→ **YOUR ASSIGNMENT**
Please reproduce the data in full, exactly as it stands.

[Entries from a dataset of interfaces]
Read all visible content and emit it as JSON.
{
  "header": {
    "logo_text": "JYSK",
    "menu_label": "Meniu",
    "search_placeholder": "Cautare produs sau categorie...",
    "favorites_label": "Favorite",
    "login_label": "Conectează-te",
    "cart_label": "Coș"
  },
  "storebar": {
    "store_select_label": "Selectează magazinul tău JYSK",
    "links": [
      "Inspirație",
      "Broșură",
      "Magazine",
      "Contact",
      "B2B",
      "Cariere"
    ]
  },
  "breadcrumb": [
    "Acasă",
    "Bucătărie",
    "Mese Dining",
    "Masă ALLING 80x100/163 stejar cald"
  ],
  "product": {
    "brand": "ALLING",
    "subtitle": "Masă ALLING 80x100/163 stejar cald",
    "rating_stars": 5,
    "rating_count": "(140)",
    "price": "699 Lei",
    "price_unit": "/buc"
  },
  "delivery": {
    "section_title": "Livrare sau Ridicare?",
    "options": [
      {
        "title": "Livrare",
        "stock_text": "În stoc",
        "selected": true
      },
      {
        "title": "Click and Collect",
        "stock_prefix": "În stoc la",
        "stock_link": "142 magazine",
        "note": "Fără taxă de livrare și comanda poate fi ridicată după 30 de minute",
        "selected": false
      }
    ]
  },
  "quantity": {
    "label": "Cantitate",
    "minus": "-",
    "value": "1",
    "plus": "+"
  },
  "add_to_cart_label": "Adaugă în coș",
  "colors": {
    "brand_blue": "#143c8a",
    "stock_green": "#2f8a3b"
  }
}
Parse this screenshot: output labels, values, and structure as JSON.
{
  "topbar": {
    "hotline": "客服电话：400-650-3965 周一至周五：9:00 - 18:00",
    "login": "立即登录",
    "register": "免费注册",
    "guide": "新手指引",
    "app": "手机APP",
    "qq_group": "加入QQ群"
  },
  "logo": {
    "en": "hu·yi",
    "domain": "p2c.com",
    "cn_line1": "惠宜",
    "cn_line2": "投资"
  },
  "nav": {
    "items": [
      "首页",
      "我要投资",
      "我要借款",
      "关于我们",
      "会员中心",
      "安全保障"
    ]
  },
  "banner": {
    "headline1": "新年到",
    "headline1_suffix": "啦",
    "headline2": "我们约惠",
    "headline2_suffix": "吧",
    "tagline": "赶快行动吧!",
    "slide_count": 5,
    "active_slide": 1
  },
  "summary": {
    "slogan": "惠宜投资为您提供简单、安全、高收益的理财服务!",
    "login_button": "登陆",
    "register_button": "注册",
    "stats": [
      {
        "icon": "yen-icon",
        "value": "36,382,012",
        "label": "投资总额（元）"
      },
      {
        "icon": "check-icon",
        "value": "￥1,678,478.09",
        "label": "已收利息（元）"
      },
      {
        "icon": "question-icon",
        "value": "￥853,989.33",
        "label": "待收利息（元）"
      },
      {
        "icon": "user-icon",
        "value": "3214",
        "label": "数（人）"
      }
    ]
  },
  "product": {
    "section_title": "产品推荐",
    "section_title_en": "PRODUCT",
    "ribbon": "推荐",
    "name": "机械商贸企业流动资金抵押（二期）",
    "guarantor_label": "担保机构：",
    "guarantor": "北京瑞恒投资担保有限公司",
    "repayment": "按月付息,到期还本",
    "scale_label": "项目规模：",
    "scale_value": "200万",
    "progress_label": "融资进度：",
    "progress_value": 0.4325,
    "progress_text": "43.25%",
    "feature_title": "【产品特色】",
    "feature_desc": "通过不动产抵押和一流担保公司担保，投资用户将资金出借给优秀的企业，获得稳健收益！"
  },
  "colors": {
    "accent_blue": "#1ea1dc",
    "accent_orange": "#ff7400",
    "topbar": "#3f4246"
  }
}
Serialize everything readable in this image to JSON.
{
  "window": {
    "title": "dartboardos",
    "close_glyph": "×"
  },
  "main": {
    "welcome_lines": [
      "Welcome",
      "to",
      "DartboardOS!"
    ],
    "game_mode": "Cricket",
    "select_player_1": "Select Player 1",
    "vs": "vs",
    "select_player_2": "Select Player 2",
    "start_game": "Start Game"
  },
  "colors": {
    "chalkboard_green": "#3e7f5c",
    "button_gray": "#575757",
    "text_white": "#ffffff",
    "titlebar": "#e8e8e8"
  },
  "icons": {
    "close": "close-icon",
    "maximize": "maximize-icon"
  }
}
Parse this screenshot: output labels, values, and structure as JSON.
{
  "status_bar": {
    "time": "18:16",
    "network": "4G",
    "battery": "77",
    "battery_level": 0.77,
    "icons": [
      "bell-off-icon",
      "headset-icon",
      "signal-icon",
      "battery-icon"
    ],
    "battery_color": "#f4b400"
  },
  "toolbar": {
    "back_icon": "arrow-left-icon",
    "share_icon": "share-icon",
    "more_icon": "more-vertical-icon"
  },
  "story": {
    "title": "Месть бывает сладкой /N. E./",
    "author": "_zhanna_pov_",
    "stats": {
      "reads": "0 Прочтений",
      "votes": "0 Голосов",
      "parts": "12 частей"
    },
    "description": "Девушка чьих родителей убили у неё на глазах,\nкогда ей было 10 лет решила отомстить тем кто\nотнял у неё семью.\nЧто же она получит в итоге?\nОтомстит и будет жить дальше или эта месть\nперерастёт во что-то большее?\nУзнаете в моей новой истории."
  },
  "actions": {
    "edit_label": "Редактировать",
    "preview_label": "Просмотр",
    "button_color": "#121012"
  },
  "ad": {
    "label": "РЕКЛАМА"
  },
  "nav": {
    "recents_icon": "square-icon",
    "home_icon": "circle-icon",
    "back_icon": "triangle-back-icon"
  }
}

→ **WORKED SOLUTION**
Read all visible content and emit it as JSON.
{
  "header": {
    "logo_text": "JYSK",
    "menu_label": "Meniu",
    "search_placeholder": "Cautare produs sau categorie...",
    "favorites_label": "Favorite",
    "login_label": "Conectează-te",
    "cart_label": "Coș"
  },
  "storebar": {
    "store_select_label": "Selectează magazinul tău JYSK",
    "links": [
      "Inspirație",
      "Broșură",
      "Magazine",
      "Contact",
      "B2B",
      "Cariere"
    ]
  },
  "breadcrumb": [
    "Acasă",
    "Bucătărie",
    "Mese Dining",
    "Masă ALLING 80x100/163 stejar cald"
  ],
  "product": {
    "brand": "ALLING",
    "subtitle": "Masă ALLING 80x100/163 stejar cald",
    "rating_stars": 5,
    "rating_count": "(140)",
    "price": "699 Lei",
    "price_unit": "/buc"
  },
  "delivery": {
    "section_title": "Livrare sau Ridicare?",
    "options": [
      {
        "title": "Livrare",
        "stock_text": "În stoc",
        "selected": true
      },
      {
        "title": "Click and Collect",
        "stock_prefix": "În stoc la",
        "stock_link": "142 magazine",
        "note": "Fără taxă de livrare și comanda poate fi ridicată după 30 de minute",
        "selected": false
      }
    ]
  },
  "quantity": {
    "label": "Cantitate",
    "minus": "-",
    "value": "1",
    "plus": "+"
  },
  "add_to_cart_label": "Adaugă în coș",
  "colors": {
    "brand_blue": "#143c8a",
    "stock_green": "#2f8a3b"
  }
}
Parse this screenshot: output labels, values, and structure as JSON.
{
  "topbar": {
    "hotline": "客服电话：400-650-3965 周一至周五：9:00 - 18:00",
    "login": "立即登录",
    "register": "免费注册",
    "guide": "新手指引",
    "app": "手机APP",
    "qq_group": "加入QQ群"
  },
  "logo": {
    "en": "hu·yi",
    "domain": "p2c.com",
    "cn_line1": "惠宜",
    "cn_line2": "投资"
  },
  "nav": {
    "items": [
      "首页",
      "我要投资",
      "我要借款",
      "关于我们",
      "会员中心",
      "安全保障"
    ]
  },
  "banner": {
    "headline1": "新年到",
    "headline1_suffix": "啦",
    "headline2": "我们约惠",
    "headline2_suffix": "吧",
    "tagline": "赶快行动吧!",
    "slide_count": 5,
    "active_slide": 1
  },
  "summary": {
    "slogan": "惠宜投资为您提供简单、安全、高收益的理财服务!",
    "login_button": "登陆",
    "register_button": "注册",
    "stats": [
      {
        "icon": "yen-icon",
        "value": "36,382,012",
        "label": "投资总额（元）"
      },
      {
        "icon": "check-icon",
        "value": "￥1,678,478.09",
        "label": "已收利息（元）"
      },
      {
        "icon": "question-icon",
        "value": "￥853,989.33",
        "label": "待收利息（元）"
      },
      {
        "icon": "user-icon",
        "value": "3214",
        "label": "数（人）"
      }
    ]
  },
  "product": {
    "section_title": "产品推荐",
    "section_title_en": "PRODUCT",
    "ribbon": "推荐",
    "name": "机械商贸企业流动资金抵押（二期）",
    "guarantor_label": "担保机构：",
    "guarantor": "北京瑞恒投资担保有限公司",
    "repayment": "按月付息,到期还本",
    "scale_label": "项目规模：",
    "scale_value": "200万",
    "progress_label": "融资进度：",
    "progress_value": 0.4325,
    "progress_text": "43.25%",
    "feature_title": "【产品特色】",
    "feature_desc": "通过不动产抵押和一流担保公司担保，投资用户将资金出借给优秀的企业，获得稳健收益！"
  },
  "colors": {
    "accent_blue": "#1ea1dc",
    "accent_orange": "#ff7400",
    "topbar": "#3f4246"
  }
}
Serialize everything readable in this image to JSON.
{
  "window": {
    "title": "dartboardos",
    "close_glyph": "×"
  },
  "main": {
    "welcome_lines": [
      "Welcome",
      "to",
      "DartboardOS!"
    ],
    "game_mode": "Cricket",
    "select_player_1": "Select Player 1",
    "vs": "vs",
    "select_player_2": "Select Player 2",
    "start_game": "Start Game"
  },
  "colors": {
    "chalkboard_green": "#3e7f5c",
    "button_gray": "#575757",
    "text_white": "#ffffff",
    "titlebar": "#e8e8e8"
  },
  "icons": {
    "close": "close-icon",
    "maximize": "maximize-icon"
  }
}
Parse this screenshot: output labels, values, and structure as JSON.
{
  "status_bar": {
    "time": "18:16",
    "network": "4G",
    "battery": "77",
    "battery_level": 0.77,
    "icons": [
      "bell-off-icon",
      "headset-icon",
      "signal-icon",
      "battery-icon"
    ],
    "battery_color": "#f4b400"
  },
  "toolbar": {
    "back_icon": "arrow-left-icon",
    "share_icon": "share-icon",
    "more_icon": "more-vertical-icon"
  },
  "story": {
    "title": "Месть бывает сладкой /N. E./",
    "author": "_zhanna_pov_",
    "stats": {
      "reads": "0 Прочтений",
      "votes": "0 Голосов",
      "parts": "12 частей"
    },
    "description": "Девушка чьих родителей убили у неё на глазах,\nкогда ей было 10 лет решила отомстить тем кто\nотнял у неё семью.\nЧто же она получит в итоге?\nОтомстит и будет жить дальше или эта месть\nперерастёт во что-то большее?\nУзнаете в моей новой истории."
  },
  "actions": {
    "edit_label": "Редактировать",
    "preview_label": "Просмотр",
    "button_color": "#121012"
  },
  "ad": {
    "label": "РЕКЛАМА"
  },
  "nav": {
    "recents_icon": "square-icon",
    "home_icon": "circle-icon",
    "back_icon": "triangle-back-icon"
  }
}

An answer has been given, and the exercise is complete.